Always be mindful that GMAT Preparation consists of classroom training, post classroom practise, and the mock testing and the analysis phase. To give a generic timeframe, 2.5 to 4 months of preparation is good enough.
5. How to tackle each section of the GMAT?
For both, Quant and Verbal, one needs to be thorough with all the basic concepts of the subject that GMAT bases its questions on, and if you are familiar with the application types and concepts it is doable as the number of basic concepts required is limited and finite. One key thing to remember is that GMAT is a test that’s used by the best B-Schools in the world to gauge your potential as a manager. Hence, it’s not a subject expertise test but rather a test of efficiency and smartness.
Very subtly, GMAT tests your decision making skills, attention to detail, one’s ability to read between the lines and of course, reasoning skills more than the subject skills. Improving on the said managerial skills apart from the basic subject knowledge is one sure way of how one can really tackle the sections confidently.
6. How difficult or easy one might find preparing for GMAT?
Once you know you need to take the GMAT and get a target score in order to get into your desired program, it becomes a question of how much effort do you need to put in to get there rather than how difficult or easy GMAT is. Considering that GMAT is very standardised and tests a finite number of concepts and skills, even the ones who feel they’re not so good when it comes to subject knowledge can do really well by putting in the required effort.
7. Is there a preferable time of the year to take GMAT?
Because GMAT can be written any time of the year, there has to be some factors that one must take into consideration before one decides as to when to take the GMAT. For example, what are the Round 1/Round 2 deadlines of the schools that you’re applying for? Also, be mindful to give yourself a buffer time for the 2nd GMAT attempt before the final deadline.
8. How important it is to Ace the GMAT?
Let’s first discuss what Ace means in context of GMAT. There have been cases where students with scores of as high as 750 and above haven’t gotten into their desired programs and then there have been those who have gotten into their dream schools by getting a 600. So, who do you think aced the GMAT? Any student who gets the score that’ll help him/her secure the desired admit has aced the GMAT.
Tips to ace the GMAT:
Know the required target score.
Know when to write the 1st attempt.
Depending on the time you have on your hands, clearly define the kind of effort you need to put in to reach from the starting level to the desired level.
Track your progress all along.
9. How much time should I spend on studying for the GMAT every day?
Whenever I get this question I have just one answer for the students. It is for the student to figure out and decide. What I can tell them is what all they need to be done with by the end of the week. If they feel just an hour a day is good enough to do the weekly task, great! If they feel they have to devote 4 hours each day as thay have to work on first strengthening their basic concepts, do that! So the point is, again, it’s very subjective and may vary from student to student. And again, there’s no magic number.
10. What exactly do I need to look at while analysing a test?
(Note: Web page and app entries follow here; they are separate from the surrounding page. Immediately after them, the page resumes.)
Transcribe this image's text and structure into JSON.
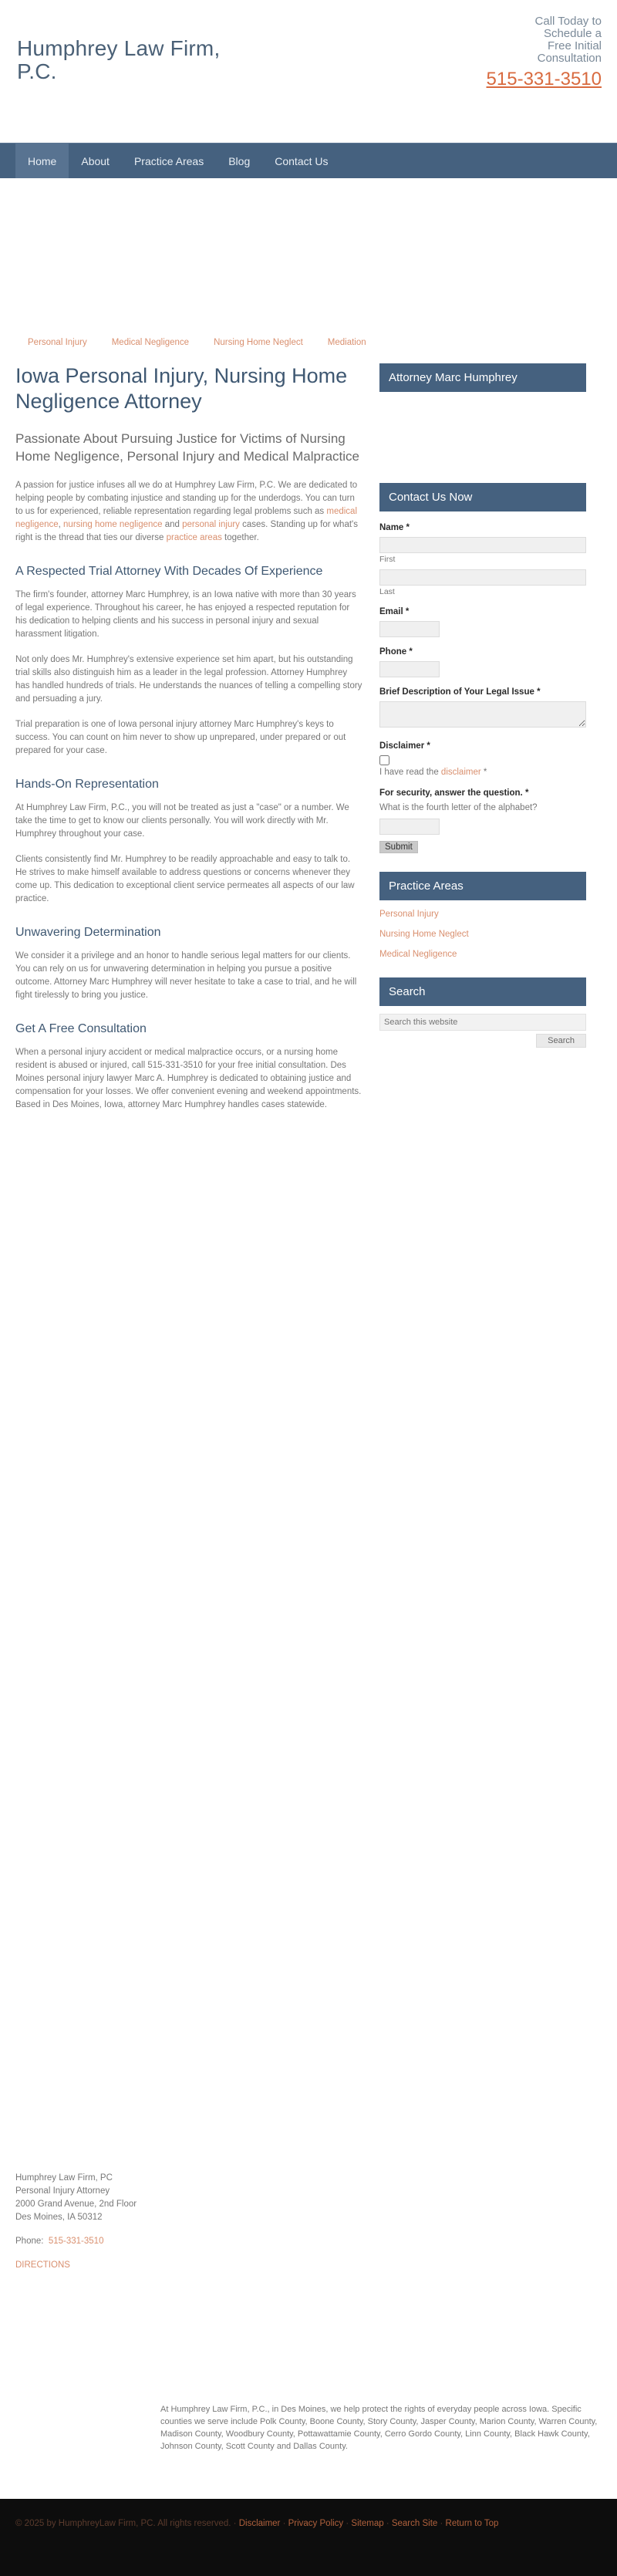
{
  "header": {
    "logo_line1": "Humphrey Law Firm,",
    "logo_line2": "P.C.",
    "call_line1": "Call Today to",
    "call_line2": "Schedule a",
    "call_line3": "Free Initial",
    "call_line4": "Consultation",
    "phone": "515-331-3510",
    "accent_color": "#d86a3f",
    "brand_color": "#45617f"
  },
  "nav": {
    "items": [
      {
        "label": "Home",
        "active": true
      },
      {
        "label": "About",
        "active": false
      },
      {
        "label": "Practice Areas",
        "active": false
      },
      {
        "label": "Blog",
        "active": false
      },
      {
        "label": "Contact Us",
        "active": false
      }
    ]
  },
  "quick_links": [
    {
      "label": "Personal Injury"
    },
    {
      "label": "Medical Negligence"
    },
    {
      "label": "Nursing Home Neglect"
    },
    {
      "label": "Mediation"
    }
  ],
  "main": {
    "title": "Iowa Personal Injury, Nursing Home Negligence Attorney",
    "subtitle": "Passionate About Pursuing Justice for Victims of Nursing Home Negligence, Personal Injury and Medical Malpractice",
    "intro_p1_a": "A passion for justice infuses all we do at Humphrey Law Firm, P.C. We are dedicated to helping people by combating injustice and standing up for the underdogs. You can turn to us for experienced, reliable representation regarding legal problems such as ",
    "intro_link1": "medical negligence",
    "intro_p1_b": ", ",
    "intro_link2": "nursing home negligence",
    "intro_p1_c": " and ",
    "intro_link3": "personal injury",
    "intro_p1_d": " cases. Standing up for what's right is the thread that ties our diverse ",
    "intro_link4": "practice areas",
    "intro_p1_e": " together.",
    "sections": [
      {
        "heading": "A Respected Trial Attorney With Decades Of Experience",
        "paragraphs": [
          "The firm's founder, attorney Marc Humphrey, is an Iowa native with more than 30 years of legal experience. Throughout his career, he has enjoyed a respected reputation for his dedication to helping clients and his success in personal injury and sexual harassment litigation.",
          "Not only does Mr. Humphrey's extensive experience set him apart, but his outstanding trial skills also distinguish him as a leader in the legal profession. Attorney Humphrey has handled hundreds of trials. He understands the nuances of telling a compelling story and persuading a jury.",
          "Trial preparation is one of Iowa personal injury attorney Marc Humphrey's keys to success. You can count on him never to show up unprepared, under prepared or out prepared for your case."
        ],
        "bold_phrase": "hundreds of trials."
      },
      {
        "heading": "Hands-On Representation",
        "paragraphs": [
          "At Humphrey Law Firm, P.C., you will not be treated as just a \"case\" or a number. We take the time to get to know our clients personally. You will work directly with Mr. Humphrey throughout your case.",
          "Clients consistently find Mr. Humphrey to be readily approachable and easy to talk to. He strives to make himself available to address questions or concerns whenever they come up. This dedication to exceptional client service permeates all aspects of our law practice."
        ],
        "link_phrase": "Humphrey Law Firm, P.C."
      },
      {
        "heading": "Unwavering Determination",
        "paragraphs": [
          "We consider it a privilege and an honor to handle serious legal matters for our clients. You can rely on us for unwavering determination in helping you pursue a positive outcome. Attorney Marc Humphrey will never hesitate to take a case to trial, and he will fight tirelessly to bring you justice."
        ]
      },
      {
        "heading": "Get A Free Consultation",
        "paragraphs": [
          "When a personal injury accident or medical malpractice occurs, or a nursing home resident is abused or injured, call 515-331-3510 for your free initial consultation. Des Moines personal injury lawyer Marc A. Humphrey is dedicated to obtaining justice and compensation for your losses.  We offer convenient evening and weekend appointments. Based in Des Moines, Iowa, attorney Marc Humphrey handles cases statewide."
        ],
        "link_phrase": "free initial consultation."
      }
    ]
  },
  "sidebar": {
    "attorney_widget_title": "Attorney Marc Humphrey",
    "contact_widget_title": "Contact Us Now",
    "form": {
      "name_label": "Name *",
      "first_sublabel": "First",
      "last_sublabel": "Last",
      "email_label": "Email *",
      "phone_label": "Phone *",
      "brief_label": "Brief Description of Your Legal Issue *",
      "disclaimer_label": "Disclaimer *",
      "disclaimer_text_a": "I have read the ",
      "disclaimer_link": "disclaimer",
      "disclaimer_text_b": " *",
      "security_label": "For security, answer the question. *",
      "security_question": "What is the fourth letter of the alphabet?",
      "submit_label": "Submit"
    },
    "practice_widget_title": "Practice Areas",
    "practice_items": [
      {
        "label": "Personal Injury"
      },
      {
        "label": "Nursing Home Neglect"
      },
      {
        "label": "Medical Negligence"
      }
    ],
    "search_widget_title": "Search",
    "search_placeholder": "Search this website",
    "search_button": "Search"
  },
  "footer": {
    "firm_name": "Humphrey Law Firm, PC",
    "tagline": "Personal Injury Attorney",
    "address1": "2000 Grand Avenue, 2nd Floor",
    "address2": "Des Moines, IA 50312",
    "phone_label": "Phone:",
    "phone": "515-331-3510",
    "directions": "DIRECTIONS",
    "blurb": "At Humphrey Law Firm, P.C., in Des Moines, we help protect the rights of everyday people across Iowa. Specific counties we serve include Polk County, Boone County, Story County, Jasper County, Marion County, Warren County, Madison County, Woodbury County, Pottawattamie County, Cerro Gordo County, Linn County, Black Hawk County, Johnson County, Scott County and Dallas County.",
    "copyright": "© 2025 by HumphreyLaw Firm, PC. All rights reserved.",
    "links": [
      {
        "label": "Disclaimer"
      },
      {
        "label": "Privacy Policy"
      },
      {
        "label": "Sitemap"
      },
      {
        "label": "Search Site"
      },
      {
        "label": "Return to Top"
      }
    ]
  }
}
First of all, of course it is the questions that one gets wrong. A lot can be learnt about one’s present state of preparation just by analysing the mistakes made. A question can either be wrong if the underlying concept was not clear – which will guide the student as to which area needs to be worked upon -, or because of some careless error, which will bring to fore the various tendencies one might have developed over a time or the assumptions one unnecessarily makes. Apart from this, the questions that were right but took a long time solving should also be looked into. After all, it’s not just about getting the question right, it’s about getting the question right in a given amount of time. So the questions that take a long time to solve also usually reveal an underlying lack of conceptual clarity. In a nutshell, analysing a mock test is as important as writing the mock.
All the best!